Arizona Exit Exam Under Attack

Status: 
Archived
Subject: 
K-12 Testing

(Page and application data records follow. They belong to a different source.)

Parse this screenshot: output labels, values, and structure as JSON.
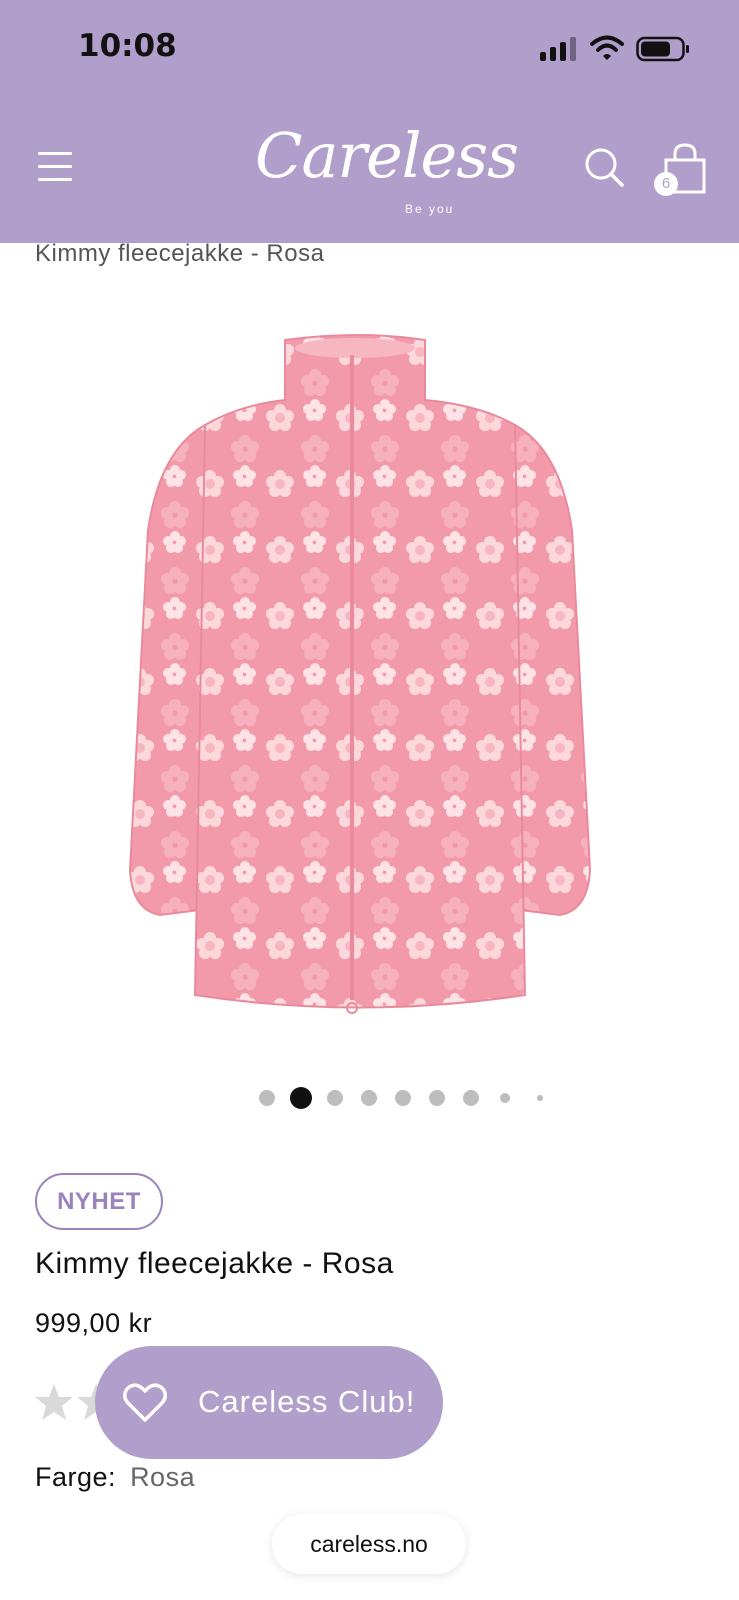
{
  "status_bar": {
    "time": "10:08",
    "icons": [
      "signal-icon",
      "wifi-icon",
      "battery-icon"
    ]
  },
  "header": {
    "background": "#b19fcb",
    "logo_text": "Careless",
    "logo_tagline": "Be you",
    "cart_count": "6",
    "icons": [
      "menu-icon",
      "search-icon",
      "shopping-bag-icon"
    ]
  },
  "breadcrumb": {
    "title": "Kimmy fleecejakke - Rosa"
  },
  "gallery": {
    "image_icon": "pink-floral-fleece-jacket",
    "slide_count": 9,
    "active_index": 1
  },
  "product": {
    "badge": "NYHET",
    "title": "Kimmy fleecejakke - Rosa",
    "price": "999,00 kr",
    "color_label": "Farge:",
    "color_value": "Rosa",
    "rating_icon": "star-icon"
  },
  "club_button": {
    "label": "Careless Club!",
    "icon": "heart-icon"
  },
  "browser": {
    "url": "careless.no"
  },
  "colors": {
    "accent": "#b19fcb",
    "badge_border": "#9a83bd",
    "jacket_pink": "#f29aaa",
    "flower_light": "#fcd8dd"
  }
}
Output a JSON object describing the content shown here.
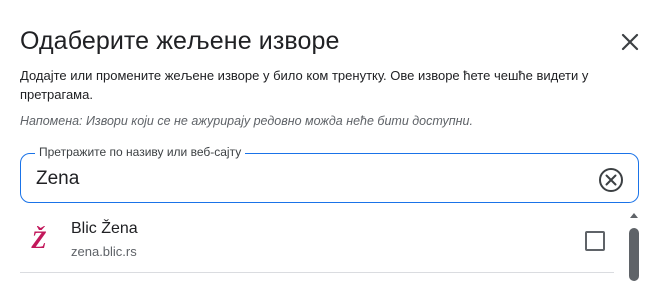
{
  "dialog": {
    "title": "Одаберите жељене изворе",
    "description": "Додајте или промените жељене изворе у било ком тренутку. Ове изворе ћете чешће видети у претрагама.",
    "note": "Напомена: Извори који се не ажурирају редовно можда неће бити доступни."
  },
  "search": {
    "label": "Претражите по називу или веб-сајту",
    "value": "Zena"
  },
  "results": [
    {
      "logo_text": "Ž",
      "name": "Blic Žena",
      "url": "zena.blic.rs",
      "checked": false
    }
  ],
  "icons": {
    "close": "close-icon",
    "clear": "clear-circle-icon",
    "scroll_up": "chevron-up-icon"
  },
  "colors": {
    "accent": "#1a73e8",
    "logo": "#c2185b",
    "text": "#202124",
    "secondary_text": "#5f6368"
  }
}
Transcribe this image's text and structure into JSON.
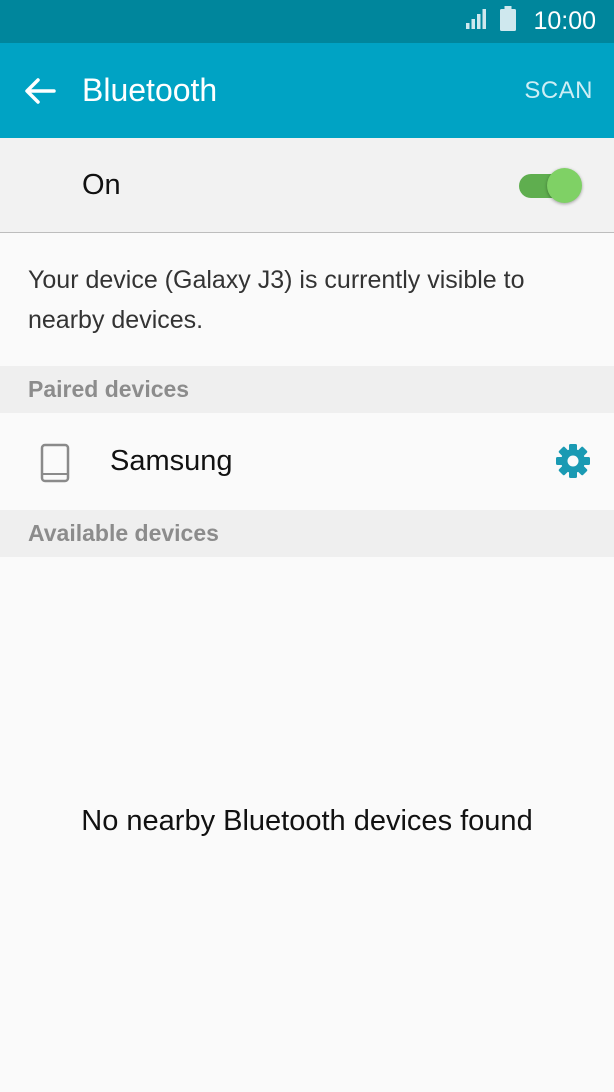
{
  "status_bar": {
    "signal_icon": "signal-icon",
    "battery_icon": "battery-icon",
    "time": "10:00"
  },
  "app_bar": {
    "back_icon": "arrow-left-icon",
    "title": "Bluetooth",
    "scan_label": "SCAN",
    "background": "#00a3c4"
  },
  "master_switch": {
    "label": "On",
    "state": true,
    "accent": "#5fae4f"
  },
  "visibility_text": "Your device (Galaxy J3) is currently visible to nearby devices.",
  "paired": {
    "header": "Paired devices",
    "devices": [
      {
        "name": "Samsung",
        "icon": "phone-icon",
        "settings_icon": "gear-icon"
      }
    ]
  },
  "available": {
    "header": "Available devices",
    "empty_message": "No nearby Bluetooth devices found"
  }
}
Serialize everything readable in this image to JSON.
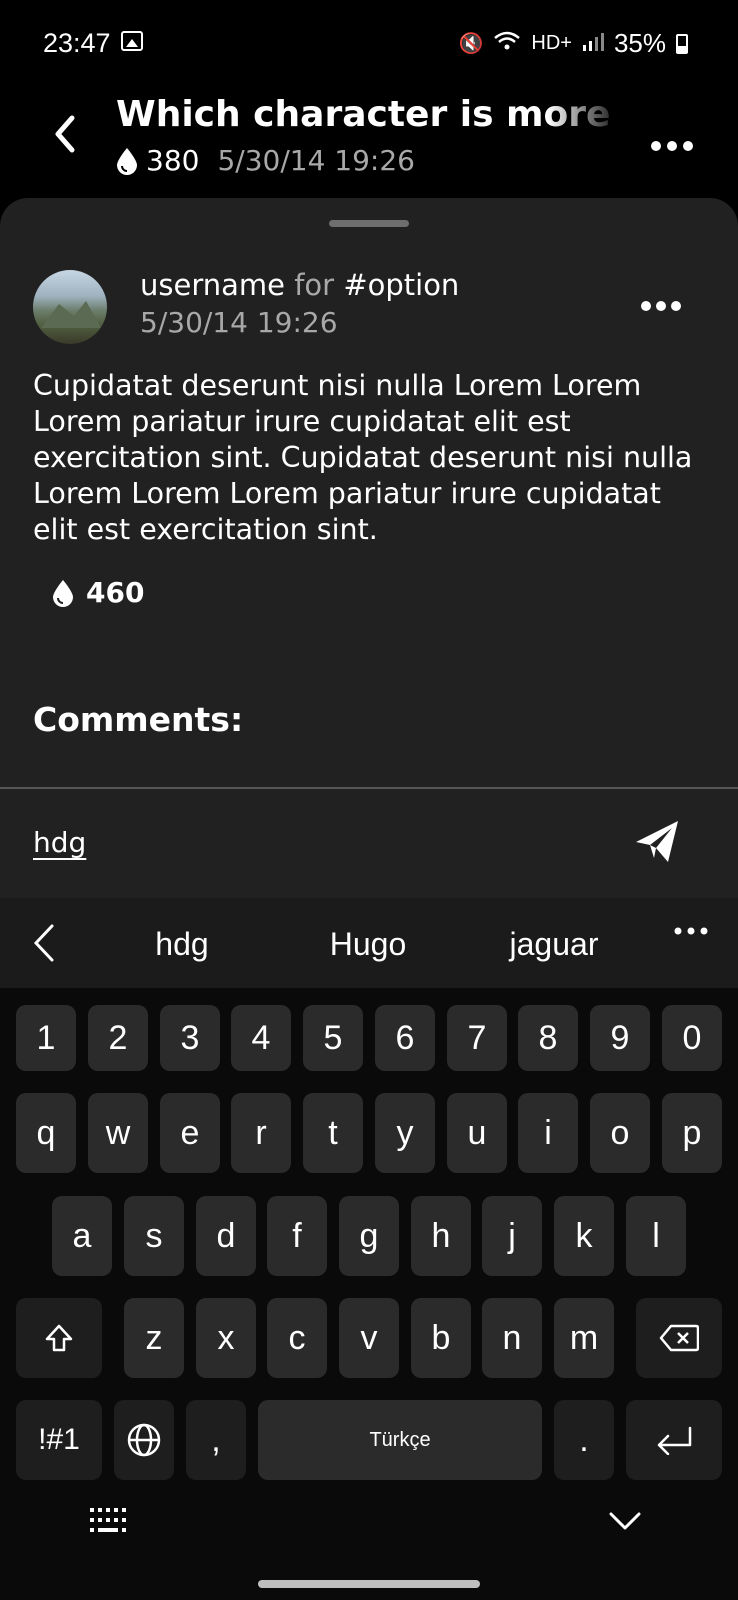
{
  "status_bar": {
    "time": "23:47",
    "battery": "35%",
    "network": "HD+"
  },
  "header": {
    "title": "Which character is more like",
    "likes": "380",
    "date": "5/30/14 19:26"
  },
  "post": {
    "username": "username",
    "for_word": "for",
    "option": "#option",
    "date": "5/30/14 19:26",
    "body": "Cupidatat deserunt nisi nulla Lorem Lorem Lorem pariatur irure cupidatat elit est exercitation sint. Cupidatat deserunt nisi nulla Lorem Lorem Lorem pariatur irure cupidatat elit est exercitation sint.",
    "likes": "460"
  },
  "comments": {
    "label": "Comments:",
    "input_value": "hdg"
  },
  "keyboard": {
    "suggestions": [
      "hdg",
      "Hugo",
      "jaguar"
    ],
    "numbers": [
      "1",
      "2",
      "3",
      "4",
      "5",
      "6",
      "7",
      "8",
      "9",
      "0"
    ],
    "row1": [
      "q",
      "w",
      "e",
      "r",
      "t",
      "y",
      "u",
      "i",
      "o",
      "p"
    ],
    "row2": [
      "a",
      "s",
      "d",
      "f",
      "g",
      "h",
      "j",
      "k",
      "l"
    ],
    "row3": [
      "z",
      "x",
      "c",
      "v",
      "b",
      "n",
      "m"
    ],
    "symbols": "!#1",
    "comma": ",",
    "space": "Türkçe",
    "period": "."
  },
  "icons": {
    "back": "chevron-left-icon",
    "drop": "drop-icon",
    "more": "more-horizontal-icon",
    "send": "send-icon"
  }
}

Activists seeking to roll back the national high-stakes testing trend might want to keep an eye on Arizona, where opposition to the state’s high school exit exam has generated a series of bills, including separate pieces of legislation from a conservative Republican senator and a Democratic representative.

 

Previous attempts to impose an Arizona high school exit exam were repeatedly postponed due to public opposition (see Examiner, Spring 2002).

 

Now, with public opinion apparently tilted slightly in favor of imposing Arizona’s Instrument to Measure Standards (AIMS) test as a graduation requirement, the steadfast support of the state’s schools chief, and the governor’s position unclear, observers may have to wait until next year, when the exit exam requirement takes effect, for legislative debate to become action. This year’s juniors will be the first class to be denied diplomas if they don’t pass the AIMS tests in reading, writing and math. So far, more than half (57%) of all students and nearly all of the disabled students in the class of 2006 (94%) are at risk of not graduating.

 

Faced with these failure rates, Republican state Senator Thayer Verschoor filed legislation calling for AIMS to be used as a diagnostic tool but not as a graduation requirement. Verschoor argued, “This should not be mandated by big government and a state school board. To me, we are saying that we don’t trust our teachers.”

 

Democratic Rep. Ted Downing had offered to co-sponsor Vershoor’s bill if the senator agreed to an amendment saying that test scores will be included on student transcripts, thereby allowing the “marketplace” to decide how meaningful they are. When Verschoor declined the amendment, Downing filed a separate bill containing the transcript provision. Other bills would institute a two-tier diploma system or exempt learning disabled students from having to pass AIMS to graduate.

 

Downing’s bill is supported by Tuscon Education Association President Paul Karlowicz, who said it is not ideal but a good compromise. Arizona Education Association (AEA) President John Wright said that the AEA has long opposed high-stakes testing. He also explained that teachers, many of whom once would have gladly taken a match to any high-stakes test, now voice concerns that if they are being held accountable based on test scores as required by the federal No Child Left Behind law, students must take the tests seriously enough to do well. The AEA has not yet taken a position on either bill.

 

Soon after an Arizona Republic opinion poll showed 51 percent of those polled in favor of the exit exam, Arizona Governor Janet Napolitano said the state should exempt special-education students from the graduation requirement, suggesting that she is not now onboard with the drive to eliminate the requirement for all students.

 

State schools Superintendent Tom Horne staunchly backs the exit exam, and said he expects to bring the failure rate down to 10 percent.